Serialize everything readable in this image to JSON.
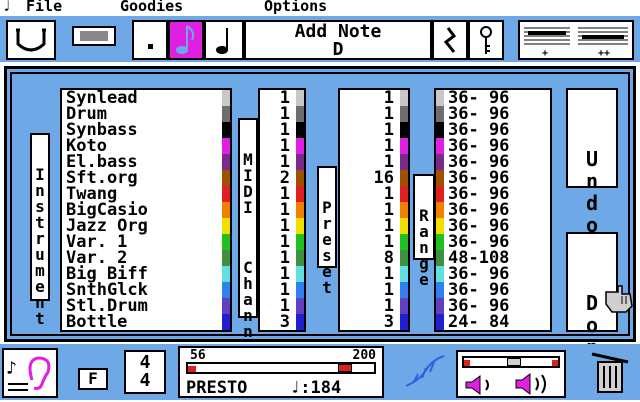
{
  "menu": {
    "file": "File",
    "goodies": "Goodies",
    "options": "Options"
  },
  "toolbar": {
    "add_note_title": "Add Note",
    "add_note_value": "D"
  },
  "labels": {
    "instrument": "Instrument",
    "midi": "MIDI",
    "channel": "Channel",
    "preset": "Preset",
    "range": "Range"
  },
  "instruments": [
    "Synlead",
    "Drum",
    "Synbass",
    "Koto",
    "El.bass",
    "Sft.org",
    "Twang",
    "BigCasio",
    "Jazz Org",
    "Var. 1",
    "Var. 2",
    "Big Biff",
    "SnthGlck",
    "Stl.Drum",
    "Bottle"
  ],
  "channels": [
    "1",
    "1",
    "1",
    "1",
    "1",
    "2",
    "1",
    "1",
    "1",
    "1",
    "1",
    "1",
    "1",
    "1",
    "3"
  ],
  "presets": [
    "1",
    "1",
    "1",
    "1",
    "1",
    "16",
    "1",
    "1",
    "1",
    "1",
    "8",
    "1",
    "1",
    "1",
    "3"
  ],
  "ranges": [
    "36- 96",
    "36- 96",
    "36- 96",
    "36- 96",
    "36- 96",
    "36- 96",
    "36- 96",
    "36- 96",
    "36- 96",
    "36- 96",
    "48-108",
    "36- 96",
    "36- 96",
    "36- 96",
    "24- 84"
  ],
  "strip_colors": [
    "#c8c8c8",
    "#6e6e6e",
    "#000000",
    "#e020e0",
    "#7a2a8a",
    "#a05000",
    "#e02020",
    "#f08000",
    "#f0e000",
    "#20c020",
    "#409040",
    "#60e0e0",
    "#3080f0",
    "#6040c0",
    "#2020d0"
  ],
  "buttons": {
    "undo": "Undo",
    "done": "Done"
  },
  "bottom": {
    "key": "F",
    "time_sig_top": "4",
    "time_sig_bottom": "4",
    "tempo_min": "56",
    "tempo_max": "200",
    "tempo_name": "PRESTO",
    "tempo_value": "♩:184",
    "tempo_fraction": 0.88,
    "volume_fraction": 0.55
  },
  "colors": {
    "background_blue": "#6ea8e6",
    "selected_note": "#e020e0",
    "marker_red": "#e02020"
  },
  "icons": [
    "apple-icon",
    "face-icon",
    "stop-icon",
    "dot-icon",
    "eighth-note-icon",
    "quarter-note-icon",
    "rest-icon",
    "key-icon",
    "staff-icon",
    "ear-icon",
    "quill-icon",
    "speaker-low-icon",
    "speaker-high-icon",
    "trash-icon",
    "hand-pointer-icon"
  ]
}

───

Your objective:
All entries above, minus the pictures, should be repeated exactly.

Exercise solution:
Serialize everything readable in this image to JSON.
{
  "menu": {
    "file": "File",
    "goodies": "Goodies",
    "options": "Options"
  },
  "toolbar": {
    "add_note_title": "Add Note",
    "add_note_value": "D"
  },
  "labels": {
    "instrument": "Instrument",
    "midi": "MIDI",
    "channel": "Channel",
    "preset": "Preset",
    "range": "Range"
  },
  "instruments": [
    "Synlead",
    "Drum",
    "Synbass",
    "Koto",
    "El.bass",
    "Sft.org",
    "Twang",
    "BigCasio",
    "Jazz Org",
    "Var. 1",
    "Var. 2",
    "Big Biff",
    "SnthGlck",
    "Stl.Drum",
    "Bottle"
  ],
  "channels": [
    "1",
    "1",
    "1",
    "1",
    "1",
    "2",
    "1",
    "1",
    "1",
    "1",
    "1",
    "1",
    "1",
    "1",
    "3"
  ],
  "presets": [
    "1",
    "1",
    "1",
    "1",
    "1",
    "16",
    "1",
    "1",
    "1",
    "1",
    "8",
    "1",
    "1",
    "1",
    "3"
  ],
  "ranges": [
    "36- 96",
    "36- 96",
    "36- 96",
    "36- 96",
    "36- 96",
    "36- 96",
    "36- 96",
    "36- 96",
    "36- 96",
    "36- 96",
    "48-108",
    "36- 96",
    "36- 96",
    "36- 96",
    "24- 84"
  ],
  "strip_colors": [
    "#c8c8c8",
    "#6e6e6e",
    "#000000",
    "#e020e0",
    "#7a2a8a",
    "#a05000",
    "#e02020",
    "#f08000",
    "#f0e000",
    "#20c020",
    "#409040",
    "#60e0e0",
    "#3080f0",
    "#6040c0",
    "#2020d0"
  ],
  "buttons": {
    "undo": "Undo",
    "done": "Done"
  },
  "bottom": {
    "key": "F",
    "time_sig_top": "4",
    "time_sig_bottom": "4",
    "tempo_min": "56",
    "tempo_max": "200",
    "tempo_name": "PRESTO",
    "tempo_value": "♩:184",
    "tempo_fraction": 0.88,
    "volume_fraction": 0.55
  },
  "colors": {
    "background_blue": "#6ea8e6",
    "selected_note": "#e020e0",
    "marker_red": "#e02020"
  },
  "icons": [
    "apple-icon",
    "face-icon",
    "stop-icon",
    "dot-icon",
    "eighth-note-icon",
    "quarter-note-icon",
    "rest-icon",
    "key-icon",
    "staff-icon",
    "ear-icon",
    "quill-icon",
    "speaker-low-icon",
    "speaker-high-icon",
    "trash-icon",
    "hand-pointer-icon"
  ]
}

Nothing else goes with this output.